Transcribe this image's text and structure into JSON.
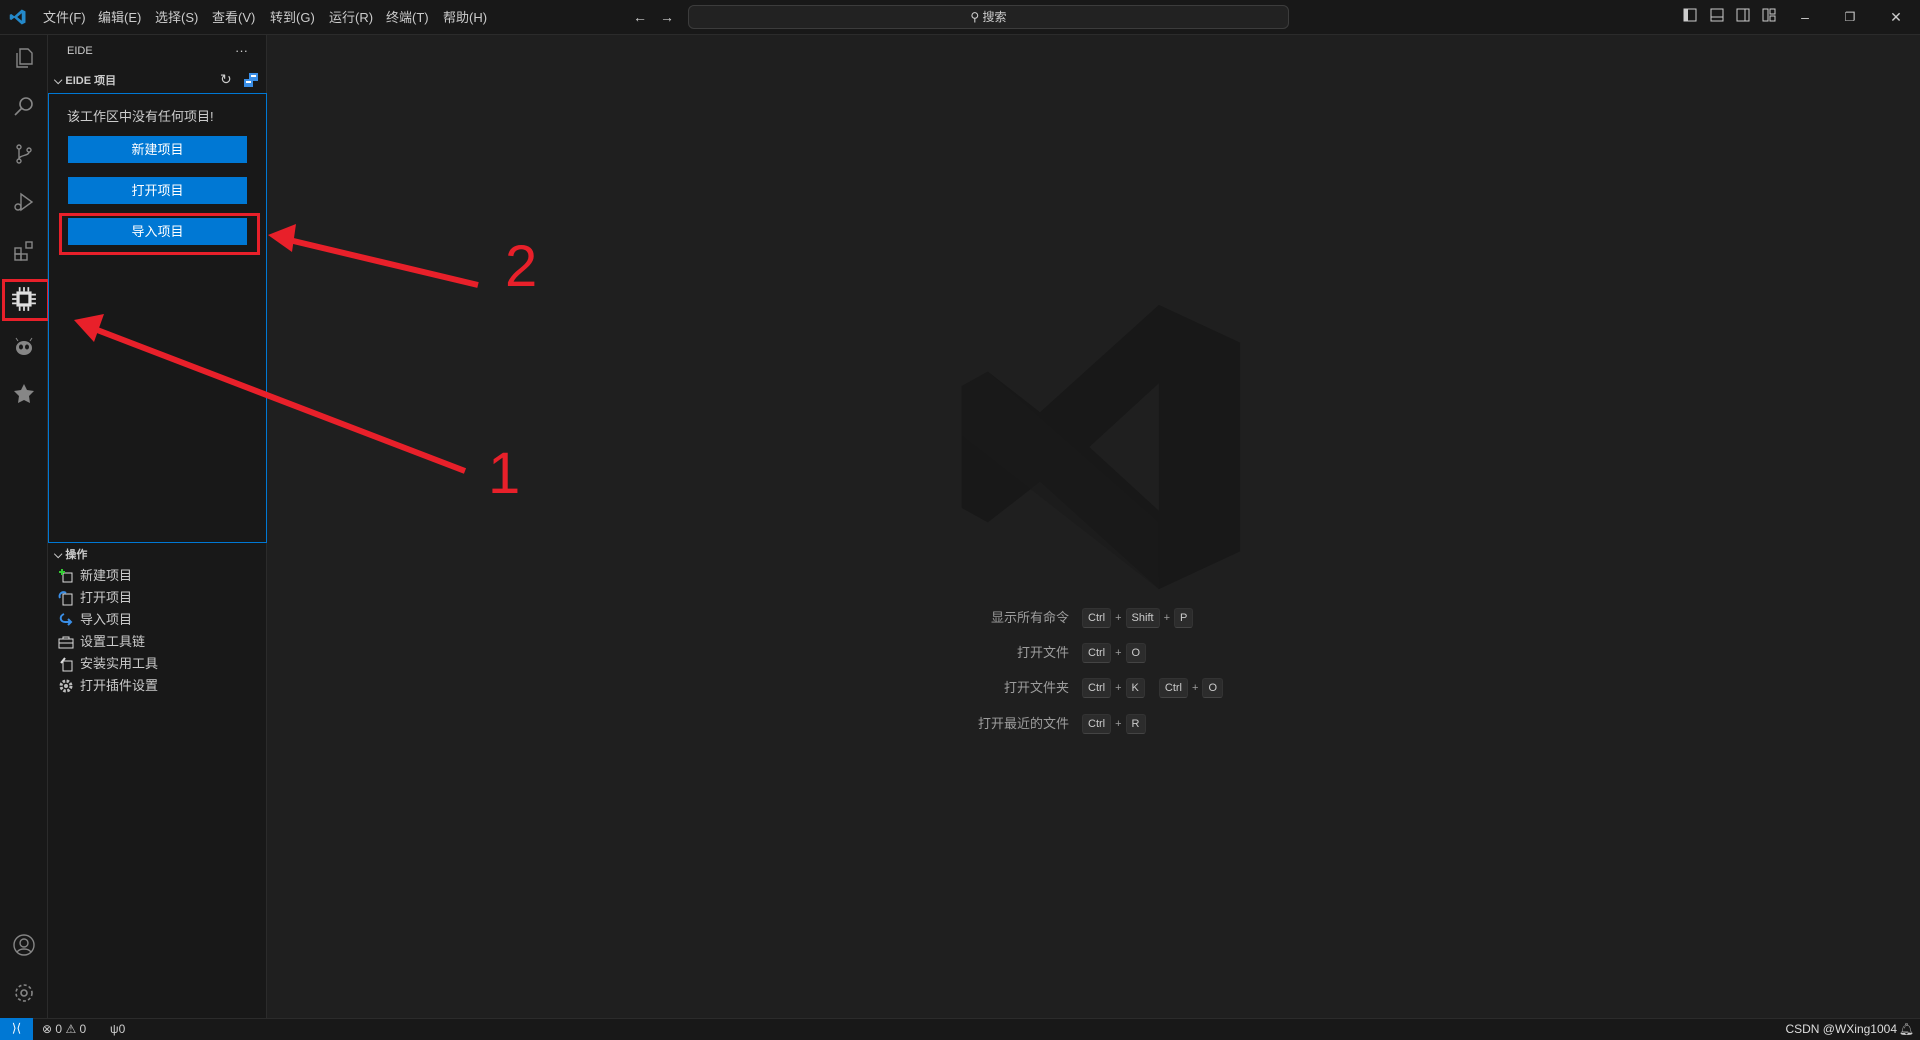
{
  "titlebar": {
    "menus": [
      "文件(F)",
      "编辑(E)",
      "选择(S)",
      "查看(V)",
      "转到(G)",
      "运行(R)",
      "终端(T)",
      "帮助(H)"
    ],
    "search_label": "搜索"
  },
  "sidebar": {
    "title": "EIDE",
    "more": "···",
    "projects_section": "EIDE 项目",
    "empty_message": "该工作区中没有任何项目!",
    "buttons": [
      "新建项目",
      "打开项目",
      "导入项目"
    ],
    "operations_section": "操作",
    "operations": [
      "新建项目",
      "打开项目",
      "导入项目",
      "设置工具链",
      "安装实用工具",
      "打开插件设置"
    ]
  },
  "shortcuts": [
    {
      "label": "显示所有命令",
      "keys": [
        "Ctrl",
        "+",
        "Shift",
        "+",
        "P"
      ]
    },
    {
      "label": "打开文件",
      "keys": [
        "Ctrl",
        "+",
        "O"
      ]
    },
    {
      "label": "打开文件夹",
      "keys": [
        "Ctrl",
        "+",
        "K",
        " ",
        "Ctrl",
        "+",
        "O"
      ]
    },
    {
      "label": "打开最近的文件",
      "keys": [
        "Ctrl",
        "+",
        "R"
      ]
    }
  ],
  "annotations": {
    "one": "1",
    "two": "2"
  },
  "statusbar": {
    "errors": "0",
    "warnings": "0",
    "ports": "0",
    "watermark": "CSDN @WXing1004"
  },
  "colors": {
    "accent": "#0078d4",
    "annotation": "#e8202a"
  }
}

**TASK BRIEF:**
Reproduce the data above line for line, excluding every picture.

**FINISHED EXERCISE:**
Transcribe this image's text and structure into JSON.
{
  "titlebar": {
    "menus": [
      "文件(F)",
      "编辑(E)",
      "选择(S)",
      "查看(V)",
      "转到(G)",
      "运行(R)",
      "终端(T)",
      "帮助(H)"
    ],
    "search_label": "搜索"
  },
  "sidebar": {
    "title": "EIDE",
    "more": "···",
    "projects_section": "EIDE 项目",
    "empty_message": "该工作区中没有任何项目!",
    "buttons": [
      "新建项目",
      "打开项目",
      "导入项目"
    ],
    "operations_section": "操作",
    "operations": [
      "新建项目",
      "打开项目",
      "导入项目",
      "设置工具链",
      "安装实用工具",
      "打开插件设置"
    ]
  },
  "shortcuts": [
    {
      "label": "显示所有命令",
      "keys": [
        "Ctrl",
        "+",
        "Shift",
        "+",
        "P"
      ]
    },
    {
      "label": "打开文件",
      "keys": [
        "Ctrl",
        "+",
        "O"
      ]
    },
    {
      "label": "打开文件夹",
      "keys": [
        "Ctrl",
        "+",
        "K",
        " ",
        "Ctrl",
        "+",
        "O"
      ]
    },
    {
      "label": "打开最近的文件",
      "keys": [
        "Ctrl",
        "+",
        "R"
      ]
    }
  ],
  "annotations": {
    "one": "1",
    "two": "2"
  },
  "statusbar": {
    "errors": "0",
    "warnings": "0",
    "ports": "0",
    "watermark": "CSDN @WXing1004"
  },
  "colors": {
    "accent": "#0078d4",
    "annotation": "#e8202a"
  }
}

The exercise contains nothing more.